Repeat each record word for word. Leave nothing out.

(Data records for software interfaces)
*** Block opens ***

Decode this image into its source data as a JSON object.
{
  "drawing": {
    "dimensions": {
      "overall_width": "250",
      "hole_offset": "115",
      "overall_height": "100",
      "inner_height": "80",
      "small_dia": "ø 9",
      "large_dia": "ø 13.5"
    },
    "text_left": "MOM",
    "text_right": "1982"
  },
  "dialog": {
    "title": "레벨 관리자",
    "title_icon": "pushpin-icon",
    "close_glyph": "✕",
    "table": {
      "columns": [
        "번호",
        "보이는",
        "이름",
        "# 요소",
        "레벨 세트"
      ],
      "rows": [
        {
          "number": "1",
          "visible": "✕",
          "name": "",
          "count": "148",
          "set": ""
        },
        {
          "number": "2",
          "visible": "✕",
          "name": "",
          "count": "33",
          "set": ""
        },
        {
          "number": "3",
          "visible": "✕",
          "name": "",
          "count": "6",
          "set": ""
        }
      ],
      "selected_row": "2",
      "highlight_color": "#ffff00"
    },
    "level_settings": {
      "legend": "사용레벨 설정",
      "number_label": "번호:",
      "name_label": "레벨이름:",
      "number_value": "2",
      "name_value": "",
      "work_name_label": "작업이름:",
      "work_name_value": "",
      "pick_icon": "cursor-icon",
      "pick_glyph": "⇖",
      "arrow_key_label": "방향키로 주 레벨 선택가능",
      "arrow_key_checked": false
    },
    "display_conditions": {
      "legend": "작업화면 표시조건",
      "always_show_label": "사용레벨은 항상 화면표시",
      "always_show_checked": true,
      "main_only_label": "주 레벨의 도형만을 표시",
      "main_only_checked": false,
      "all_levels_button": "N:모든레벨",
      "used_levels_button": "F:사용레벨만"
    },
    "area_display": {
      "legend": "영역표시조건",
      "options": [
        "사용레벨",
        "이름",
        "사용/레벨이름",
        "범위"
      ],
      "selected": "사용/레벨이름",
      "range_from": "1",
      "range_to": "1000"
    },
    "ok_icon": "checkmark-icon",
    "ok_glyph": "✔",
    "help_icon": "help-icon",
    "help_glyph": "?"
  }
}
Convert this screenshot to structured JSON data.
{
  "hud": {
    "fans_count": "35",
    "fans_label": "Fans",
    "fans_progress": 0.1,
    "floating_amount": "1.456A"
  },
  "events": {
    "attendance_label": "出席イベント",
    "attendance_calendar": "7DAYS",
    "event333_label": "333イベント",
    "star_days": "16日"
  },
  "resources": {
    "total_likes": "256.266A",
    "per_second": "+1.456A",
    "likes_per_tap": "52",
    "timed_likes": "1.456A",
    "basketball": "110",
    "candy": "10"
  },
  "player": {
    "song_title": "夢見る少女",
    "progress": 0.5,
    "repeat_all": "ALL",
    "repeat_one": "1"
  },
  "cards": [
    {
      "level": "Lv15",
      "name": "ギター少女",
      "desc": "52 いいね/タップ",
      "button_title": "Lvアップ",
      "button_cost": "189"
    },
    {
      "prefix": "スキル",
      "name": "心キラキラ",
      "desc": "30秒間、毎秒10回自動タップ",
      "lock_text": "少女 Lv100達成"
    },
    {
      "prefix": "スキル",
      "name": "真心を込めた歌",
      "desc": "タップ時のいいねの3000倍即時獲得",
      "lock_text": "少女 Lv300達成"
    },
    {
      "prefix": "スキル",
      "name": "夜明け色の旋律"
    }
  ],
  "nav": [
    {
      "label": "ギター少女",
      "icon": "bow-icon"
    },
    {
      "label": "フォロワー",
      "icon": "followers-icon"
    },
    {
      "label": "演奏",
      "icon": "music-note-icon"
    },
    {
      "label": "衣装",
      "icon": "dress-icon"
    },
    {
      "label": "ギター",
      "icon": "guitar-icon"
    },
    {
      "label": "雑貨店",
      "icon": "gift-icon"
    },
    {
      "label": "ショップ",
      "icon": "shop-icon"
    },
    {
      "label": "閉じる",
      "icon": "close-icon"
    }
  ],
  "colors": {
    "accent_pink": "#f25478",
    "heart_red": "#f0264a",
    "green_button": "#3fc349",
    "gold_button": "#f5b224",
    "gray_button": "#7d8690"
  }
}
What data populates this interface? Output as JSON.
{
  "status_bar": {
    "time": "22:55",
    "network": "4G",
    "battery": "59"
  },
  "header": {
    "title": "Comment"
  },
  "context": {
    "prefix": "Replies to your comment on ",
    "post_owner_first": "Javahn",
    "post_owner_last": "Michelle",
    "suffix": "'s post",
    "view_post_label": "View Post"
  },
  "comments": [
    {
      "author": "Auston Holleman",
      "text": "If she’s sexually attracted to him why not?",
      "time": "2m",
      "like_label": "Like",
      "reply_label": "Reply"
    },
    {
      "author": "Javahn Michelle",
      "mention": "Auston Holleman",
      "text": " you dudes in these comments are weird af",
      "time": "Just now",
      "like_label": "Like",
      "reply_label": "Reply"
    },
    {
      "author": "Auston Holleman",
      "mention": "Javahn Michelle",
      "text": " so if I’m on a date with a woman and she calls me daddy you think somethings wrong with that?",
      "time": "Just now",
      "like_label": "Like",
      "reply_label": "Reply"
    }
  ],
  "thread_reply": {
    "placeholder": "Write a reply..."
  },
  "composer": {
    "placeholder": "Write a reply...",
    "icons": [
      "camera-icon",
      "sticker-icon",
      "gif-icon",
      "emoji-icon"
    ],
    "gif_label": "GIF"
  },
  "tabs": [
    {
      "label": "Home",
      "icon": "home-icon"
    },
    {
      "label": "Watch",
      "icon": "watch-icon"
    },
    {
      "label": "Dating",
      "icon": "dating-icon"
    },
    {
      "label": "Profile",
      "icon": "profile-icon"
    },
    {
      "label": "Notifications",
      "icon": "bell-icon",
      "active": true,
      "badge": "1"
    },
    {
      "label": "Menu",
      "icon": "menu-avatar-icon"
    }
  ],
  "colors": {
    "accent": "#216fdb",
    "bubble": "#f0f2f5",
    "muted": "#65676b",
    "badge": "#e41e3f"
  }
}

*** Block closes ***

#### Answer below:
Decode this image into its source data as a JSON object.
{
  "drawing": {
    "dimensions": {
      "overall_width": "250",
      "hole_offset": "115",
      "overall_height": "100",
      "inner_height": "80",
      "small_dia": "ø 9",
      "large_dia": "ø 13.5"
    },
    "text_left": "MOM",
    "text_right": "1982"
  },
  "dialog": {
    "title": "레벨 관리자",
    "title_icon": "pushpin-icon",
    "close_glyph": "✕",
    "table": {
      "columns": [
        "번호",
        "보이는",
        "이름",
        "# 요소",
        "레벨 세트"
      ],
      "rows": [
        {
          "number": "1",
          "visible": "✕",
          "name": "",
          "count": "148",
          "set": ""
        },
        {
          "number": "2",
          "visible": "✕",
          "name": "",
          "count": "33",
          "set": ""
        },
        {
          "number": "3",
          "visible": "✕",
          "name": "",
          "count": "6",
          "set": ""
        }
      ],
      "selected_row": "2",
      "highlight_color": "#ffff00"
    },
    "level_settings": {
      "legend": "사용레벨 설정",
      "number_label": "번호:",
      "name_label": "레벨이름:",
      "number_value": "2",
      "name_value": "",
      "work_name_label": "작업이름:",
      "work_name_value": "",
      "pick_icon": "cursor-icon",
      "pick_glyph": "⇖",
      "arrow_key_label": "방향키로 주 레벨 선택가능",
      "arrow_key_checked": false
    },
    "display_conditions": {
      "legend": "작업화면 표시조건",
      "always_show_label": "사용레벨은 항상 화면표시",
      "always_show_checked": true,
      "main_only_label": "주 레벨의 도형만을 표시",
      "main_only_checked": false,
      "all_levels_button": "N:모든레벨",
      "used_levels_button": "F:사용레벨만"
    },
    "area_display": {
      "legend": "영역표시조건",
      "options": [
        "사용레벨",
        "이름",
        "사용/레벨이름",
        "범위"
      ],
      "selected": "사용/레벨이름",
      "range_from": "1",
      "range_to": "1000"
    },
    "ok_icon": "checkmark-icon",
    "ok_glyph": "✔",
    "help_icon": "help-icon",
    "help_glyph": "?"
  }
}
Convert this screenshot to structured JSON data.
{
  "hud": {
    "fans_count": "35",
    "fans_label": "Fans",
    "fans_progress": 0.1,
    "floating_amount": "1.456A"
  },
  "events": {
    "attendance_label": "出席イベント",
    "attendance_calendar": "7DAYS",
    "event333_label": "333イベント",
    "star_days": "16日"
  },
  "resources": {
    "total_likes": "256.266A",
    "per_second": "+1.456A",
    "likes_per_tap": "52",
    "timed_likes": "1.456A",
    "basketball": "110",
    "candy": "10"
  },
  "player": {
    "song_title": "夢見る少女",
    "progress": 0.5,
    "repeat_all": "ALL",
    "repeat_one": "1"
  },
  "cards": [
    {
      "level": "Lv15",
      "name": "ギター少女",
      "desc": "52 いいね/タップ",
      "button_title": "Lvアップ",
      "button_cost": "189"
    },
    {
      "prefix": "スキル",
      "name": "心キラキラ",
      "desc": "30秒間、毎秒10回自動タップ",
      "lock_text": "少女 Lv100達成"
    },
    {
      "prefix": "スキル",
      "name": "真心を込めた歌",
      "desc": "タップ時のいいねの3000倍即時獲得",
      "lock_text": "少女 Lv300達成"
    },
    {
      "prefix": "スキル",
      "name": "夜明け色の旋律"
    }
  ],
  "nav": [
    {
      "label": "ギター少女",
      "icon": "bow-icon"
    },
    {
      "label": "フォロワー",
      "icon": "followers-icon"
    },
    {
      "label": "演奏",
      "icon": "music-note-icon"
    },
    {
      "label": "衣装",
      "icon": "dress-icon"
    },
    {
      "label": "ギター",
      "icon": "guitar-icon"
    },
    {
      "label": "雑貨店",
      "icon": "gift-icon"
    },
    {
      "label": "ショップ",
      "icon": "shop-icon"
    },
    {
      "label": "閉じる",
      "icon": "close-icon"
    }
  ],
  "colors": {
    "accent_pink": "#f25478",
    "heart_red": "#f0264a",
    "green_button": "#3fc349",
    "gold_button": "#f5b224",
    "gray_button": "#7d8690"
  }
}
What data populates this interface? Output as JSON.
{
  "status_bar": {
    "time": "22:55",
    "network": "4G",
    "battery": "59"
  },
  "header": {
    "title": "Comment"
  },
  "context": {
    "prefix": "Replies to your comment on ",
    "post_owner_first": "Javahn",
    "post_owner_last": "Michelle",
    "suffix": "'s post",
    "view_post_label": "View Post"
  },
  "comments": [
    {
      "author": "Auston Holleman",
      "text": "If she’s sexually attracted to him why not?",
      "time": "2m",
      "like_label": "Like",
      "reply_label": "Reply"
    },
    {
      "author": "Javahn Michelle",
      "mention": "Auston Holleman",
      "text": " you dudes in these comments are weird af",
      "time": "Just now",
      "like_label": "Like",
      "reply_label": "Reply"
    },
    {
      "author": "Auston Holleman",
      "mention": "Javahn Michelle",
      "text": " so if I’m on a date with a woman and she calls me daddy you think somethings wrong with that?",
      "time": "Just now",
      "like_label": "Like",
      "reply_label": "Reply"
    }
  ],
  "thread_reply": {
    "placeholder": "Write a reply..."
  },
  "composer": {
    "placeholder": "Write a reply...",
    "icons": [
      "camera-icon",
      "sticker-icon",
      "gif-icon",
      "emoji-icon"
    ],
    "gif_label": "GIF"
  },
  "tabs": [
    {
      "label": "Home",
      "icon": "home-icon"
    },
    {
      "label": "Watch",
      "icon": "watch-icon"
    },
    {
      "label": "Dating",
      "icon": "dating-icon"
    },
    {
      "label": "Profile",
      "icon": "profile-icon"
    },
    {
      "label": "Notifications",
      "icon": "bell-icon",
      "active": true,
      "badge": "1"
    },
    {
      "label": "Menu",
      "icon": "menu-avatar-icon"
    }
  ],
  "colors": {
    "accent": "#216fdb",
    "bubble": "#f0f2f5",
    "muted": "#65676b",
    "badge": "#e41e3f"
  }
}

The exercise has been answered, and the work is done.